“The Cabinet’s newly stated position has received local and statewide bipartisan support and will ensure that the Bowling Green-Warren County community will continue receiving outstanding care from an award-winning ambulance service.”
In the months since Greenview submitted its original CON application, Stone has insisted that Med Center EMS has proven to be a competent ambulance provider after taking over Warren County’s ambulance service in 1980.
He has pointed out that Med Center EMS, unlike most other ambulance providers around the state, operates with no financial support from the city of Bowling Green or Warren Fiscal Court.
The fiscal court magistrates, responding to Greenview’s original CON application, passed a resolution in support of maintaining the current arrangement with Med Center EMS.
Warren County Judge-Executive Mike Buchanon said he saw no reason to disrupt “what we consider to be an ideal situation for county taxpayers.”
Greenview, owned by Nashville-based HCA Healthcare, has portrayed Warren County’s ambulance environment as less than ideal. Its CON application and a statement by Greenview CEO Mike Sherrod have indicated that Warren County is experiencing gaps in its ambulance service.
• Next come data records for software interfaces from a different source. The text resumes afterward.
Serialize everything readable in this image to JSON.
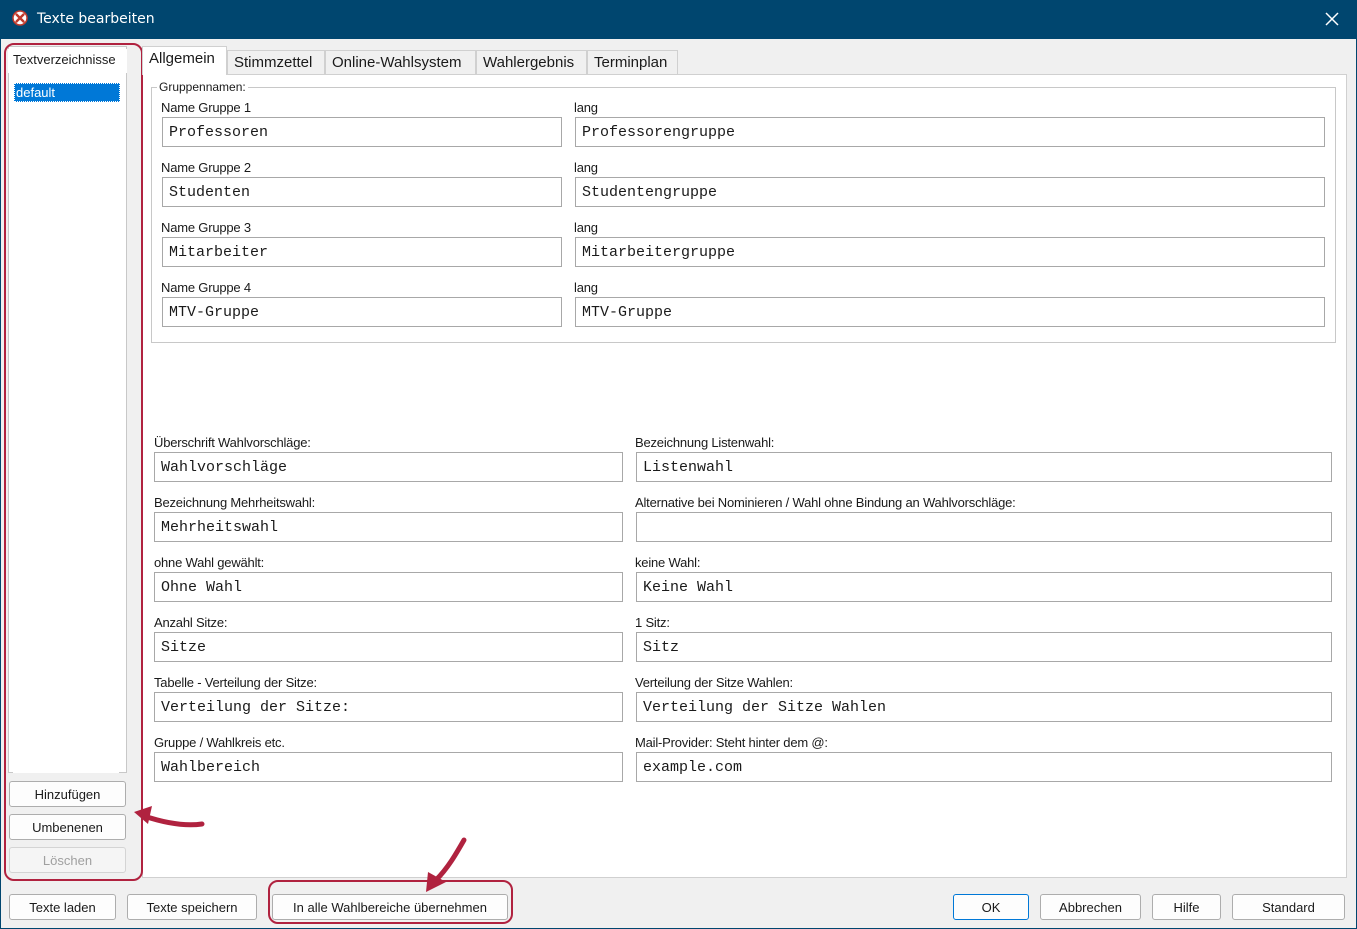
{
  "window": {
    "title": "Texte bearbeiten"
  },
  "left": {
    "tab_label": "Textverzeichnisse",
    "items": [
      "default"
    ],
    "add_label": "Hinzufügen",
    "rename_label": "Umbenenen",
    "delete_label": "Löschen"
  },
  "tabs": [
    "Allgemein",
    "Stimmzettel",
    "Online-Wahlsystem",
    "Wahlergebnis",
    "Terminplan"
  ],
  "groupbox": {
    "legend": "Gruppennamen:",
    "rows": [
      {
        "name_label": "Name Gruppe 1",
        "name_value": "Professoren",
        "long_label": "lang",
        "long_value": "Professorengruppe"
      },
      {
        "name_label": "Name Gruppe 2",
        "name_value": "Studenten",
        "long_label": "lang",
        "long_value": "Studentengruppe"
      },
      {
        "name_label": "Name Gruppe 3",
        "name_value": "Mitarbeiter",
        "long_label": "lang",
        "long_value": "Mitarbeitergruppe"
      },
      {
        "name_label": "Name Gruppe 4",
        "name_value": "MTV-Gruppe",
        "long_label": "lang",
        "long_value": "MTV-Gruppe"
      }
    ]
  },
  "fields": [
    {
      "left_label": "Überschrift Wahlvorschläge:",
      "left_value": "Wahlvorschläge",
      "right_label": "Bezeichnung Listenwahl:",
      "right_value": "Listenwahl"
    },
    {
      "left_label": "Bezeichnung Mehrheitswahl:",
      "left_value": "Mehrheitswahl",
      "right_label": "Alternative bei Nominieren / Wahl ohne Bindung an Wahlvorschläge:",
      "right_value": ""
    },
    {
      "left_label": "ohne Wahl gewählt:",
      "left_value": "Ohne Wahl",
      "right_label": "keine Wahl:",
      "right_value": "Keine Wahl"
    },
    {
      "left_label": "Anzahl Sitze:",
      "left_value": "Sitze",
      "right_label": "1 Sitz:",
      "right_value": "Sitz"
    },
    {
      "left_label": "Tabelle - Verteilung der Sitze:",
      "left_value": "Verteilung der Sitze:",
      "right_label": "Verteilung der Sitze Wahlen:",
      "right_value": "Verteilung der Sitze Wahlen"
    },
    {
      "left_label": "Gruppe / Wahlkreis etc.",
      "left_value": "Wahlbereich",
      "right_label": "Mail-Provider: Steht hinter dem @:",
      "right_value": "example.com"
    }
  ],
  "footer": {
    "load_label": "Texte laden",
    "save_label": "Texte speichern",
    "apply_all_label": "In alle Wahlbereiche übernehmen",
    "ok_label": "OK",
    "cancel_label": "Abbrechen",
    "help_label": "Hilfe",
    "default_label": "Standard"
  },
  "colors": {
    "titlebar": "#00466f",
    "selection": "#0078d7",
    "annotation": "#b0223f"
  }
}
“We remain committed to providing residents with a choice in emergency services,” Sherrod said in a statement released in September. “Bowling Green is one of the fastest-growing cities in Kentucky, yet it has only one existing ambulance provider. If approved, our new ambulance service will fill a critical gap in access to care.”
On Monday, Sherrod said he wasn’t sure what the next step will be for Greenview in its attempt to start an ambulance service.
“We were surprised to learn about the unexpected announcement by the Cabinet for Health and Family Services regarding ground ambulance service proposals,” Sherrod said in an email. “TriStar Greenview Regional Hospital has an application for a Class I ground ambulance service before the cabinet, and we are working to learn more about what this announcement means for our application process. TriStar Greenview remains committed to our patients and to providing Warren County residents with a choice in emergency services.”